Following on from our look at the main contributing factors to contracting CHD, read today’s instalment to find out more about medication versus management.

CHD management

Lifestyle changes form the basis of CHD management, but medication also has a place. In many cases, an underlying condition warrants treatment – for example, angiotensin converting enzyme inhibitors for hypertension, antidiabetic therapy for high glucose levels, or statins to lower cholesterol – but some drugs are more specific for CHD, including antiplatelet agents such as low dose aspirin and clopidogrel to thin the blood and reduce the risk of a heart attack, beta blockers to reduce the risk of angina, and nitrates to dilate blood vessels and relieve angina attacks.

Providing advice and support on how to take these medicines and why they are important when dispensing prescriptions is an invaluable service that pharmacists and their staff can offer.

For those who have gone through heart surgery or a heart attack, cardiac rehabilitation programmes can make a huge difference in restoring confidence and fitness levels.
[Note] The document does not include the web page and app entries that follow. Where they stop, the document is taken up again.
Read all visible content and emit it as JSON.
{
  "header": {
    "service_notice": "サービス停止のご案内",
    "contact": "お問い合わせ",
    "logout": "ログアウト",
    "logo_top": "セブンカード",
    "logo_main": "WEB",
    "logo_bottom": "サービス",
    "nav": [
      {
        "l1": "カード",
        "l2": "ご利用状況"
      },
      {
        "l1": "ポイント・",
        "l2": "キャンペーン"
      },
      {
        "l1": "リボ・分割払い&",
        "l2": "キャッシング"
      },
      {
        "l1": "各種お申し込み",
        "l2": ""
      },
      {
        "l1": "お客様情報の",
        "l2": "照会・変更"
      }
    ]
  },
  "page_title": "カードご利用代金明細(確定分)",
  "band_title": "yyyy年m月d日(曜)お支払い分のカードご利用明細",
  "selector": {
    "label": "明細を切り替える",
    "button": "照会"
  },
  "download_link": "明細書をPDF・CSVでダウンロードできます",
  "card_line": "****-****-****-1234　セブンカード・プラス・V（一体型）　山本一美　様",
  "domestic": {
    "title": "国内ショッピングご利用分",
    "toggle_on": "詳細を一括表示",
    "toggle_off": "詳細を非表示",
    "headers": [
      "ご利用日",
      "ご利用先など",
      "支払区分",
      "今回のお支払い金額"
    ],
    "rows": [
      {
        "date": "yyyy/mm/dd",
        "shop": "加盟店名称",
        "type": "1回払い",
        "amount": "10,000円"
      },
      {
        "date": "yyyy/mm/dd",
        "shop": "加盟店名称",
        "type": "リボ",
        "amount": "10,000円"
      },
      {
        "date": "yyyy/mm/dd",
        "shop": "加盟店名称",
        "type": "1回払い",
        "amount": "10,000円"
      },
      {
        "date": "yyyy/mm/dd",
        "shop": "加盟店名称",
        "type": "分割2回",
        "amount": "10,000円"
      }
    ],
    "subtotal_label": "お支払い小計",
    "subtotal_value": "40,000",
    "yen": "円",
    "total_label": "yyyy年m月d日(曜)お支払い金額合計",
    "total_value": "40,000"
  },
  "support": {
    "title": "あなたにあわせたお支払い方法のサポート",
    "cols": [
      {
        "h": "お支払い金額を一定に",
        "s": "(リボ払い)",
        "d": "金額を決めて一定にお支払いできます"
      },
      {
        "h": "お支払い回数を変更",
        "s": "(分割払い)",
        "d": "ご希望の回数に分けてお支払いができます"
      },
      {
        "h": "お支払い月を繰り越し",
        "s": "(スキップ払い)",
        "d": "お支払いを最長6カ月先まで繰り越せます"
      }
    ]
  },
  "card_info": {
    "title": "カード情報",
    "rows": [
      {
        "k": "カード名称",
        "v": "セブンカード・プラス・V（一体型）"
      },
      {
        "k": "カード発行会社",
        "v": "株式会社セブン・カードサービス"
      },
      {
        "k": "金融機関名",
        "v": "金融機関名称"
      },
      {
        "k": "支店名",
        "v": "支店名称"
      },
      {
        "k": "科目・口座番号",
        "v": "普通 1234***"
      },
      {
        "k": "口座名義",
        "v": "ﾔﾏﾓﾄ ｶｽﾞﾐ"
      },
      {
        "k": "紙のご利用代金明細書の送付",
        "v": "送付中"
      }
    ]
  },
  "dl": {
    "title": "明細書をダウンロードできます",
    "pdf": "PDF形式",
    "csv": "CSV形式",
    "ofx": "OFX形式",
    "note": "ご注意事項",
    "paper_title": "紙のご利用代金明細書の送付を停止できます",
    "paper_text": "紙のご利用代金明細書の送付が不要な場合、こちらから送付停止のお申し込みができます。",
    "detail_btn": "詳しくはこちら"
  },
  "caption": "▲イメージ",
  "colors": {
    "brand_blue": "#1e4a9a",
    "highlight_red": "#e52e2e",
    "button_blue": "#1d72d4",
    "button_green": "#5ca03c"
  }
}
Involving both education and exercise, these usually include gym sessions that have been designed by an instructor who understands the special needs of these patient groups with people on hand to monitor BP levels and assist patients as needed. More information can be found at

Cardiac support groups can be hugely beneficial for patients and their carers. Some meet weekly and have a busy schedule of activities, both formal and social, whereas others may only meet once a month but have a more structured format with specially invited speakers. The British Heart Foundation is a good point of reference when trying to find a local group:

In our final instalment of our weekly feature we will look at what patients should be aiming for when managing their health, come back tomorrow to find out more.